You should also understand that employers are acutely aware of the difficult situation and predicament which many students and recent graduates find themselves in and are willing to work with a limited resume if they see future potential. It is, therefore, your responsibility to convey to the employer your potential.
One of the best ways of conveying your potential to an employer is by utilizing and submitting a cover letter within your application. In addition to submitting a resume, a cover letter will help you to better explain your situation and predicament and make an earnest case on why you should be given the opportunity to interview. The cover letter will allow you more space and a more relaxed format to discuss your merits and accomplishments, in a way that a resume is simply incapable of doing.
Additional Skills and Experiences
While your lack of work experience can appear detrimental to your job search prospects, there are ways to improve a resume with little experience. You will first need to identify areas where you have strong credentials and experience in. This can include personal projects or work done on a pro-bono basis.
An excellent example is if you’ve started a website or developed an app. Although the work may have been done in your personal time, it is a skill that you had developed and worked on, and one that may be useful and valuable to a future employer.
In addition, look to see what school projects you worked on that may be of value to an employer. Completing a school project, which helped you gain actionable skills and expertise, is a great way to gain additional experience on your resume.
An additional form of experience that should be sought after while in school are internships. Internships are important as they have largely replaced the experience typically gained from an entry level position. They are also a great way to create and build connections with colleagues, who may be able to assist you in your job search in the future.
Lastly, if you seem to be lacking experience on your resume, you can look to volunteering opportunities to help. Many non-profit and charitable organizations are always looking for additional volunteers and help. By volunteering at one of those organizations, you’ll be able to wear many different hats and learn about the mechanics of running a non-profit.

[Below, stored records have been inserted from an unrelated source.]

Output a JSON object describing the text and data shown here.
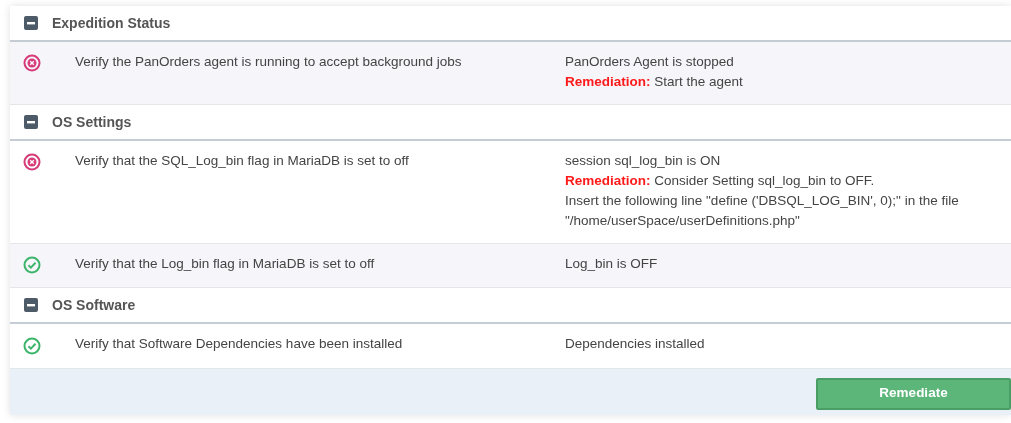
{
  "groups": [
    {
      "title": "Expedition Status",
      "expanded": true,
      "checks": [
        {
          "passed": false,
          "description": "Verify the PanOrders agent is running to accept background jobs",
          "result": "PanOrders Agent is stopped",
          "remediation_label": "Remediation:",
          "remediation": [
            "Start the agent"
          ]
        }
      ]
    },
    {
      "title": "OS Settings",
      "expanded": true,
      "checks": [
        {
          "passed": false,
          "description": "Verify that the SQL_Log_bin flag in MariaDB is set to off",
          "result": "session sql_log_bin is ON",
          "remediation_label": "Remediation:",
          "remediation": [
            "Consider Setting sql_log_bin to OFF.",
            "Insert the following line \"define ('DBSQL_LOG_BIN', 0);\" in the file \"/home/userSpace/userDefinitions.php\""
          ]
        },
        {
          "passed": true,
          "description": "Verify that the Log_bin flag in MariaDB is set to off",
          "result": "Log_bin is OFF"
        }
      ]
    },
    {
      "title": "OS Software",
      "expanded": true,
      "checks": [
        {
          "passed": true,
          "description": "Verify that Software Dependencies have been installed",
          "result": "Dependencies installed"
        }
      ]
    }
  ],
  "footer": {
    "button": "Remediate"
  }
}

You can find a list of non-profits and charitable organizations looking for volunteers here.
Although gaining proper experience to place on your resume can be frustrating, there are still ways to go about emphasizing your experience and skills without. Take a look at some of your recent work, accomplishments, and achievements and assess if any of those would be a valuable skill that an employer would be looking for.
Although it may not be an exact match, many employers are looking for a broad range of skillsets amongst their employees. They are looking for candidates who can bring about differing capabilities, expertise, and knowhow to help them better manage and assess future threats.
If you feel that none of your recent experiences or skills would qualify for a placement on your resume, then look to volunteer or pro-bono work. This can help you to gain real world experience and to build connections with your local community. You’ll learn about their processes and be able to implement your experiences onto your resume.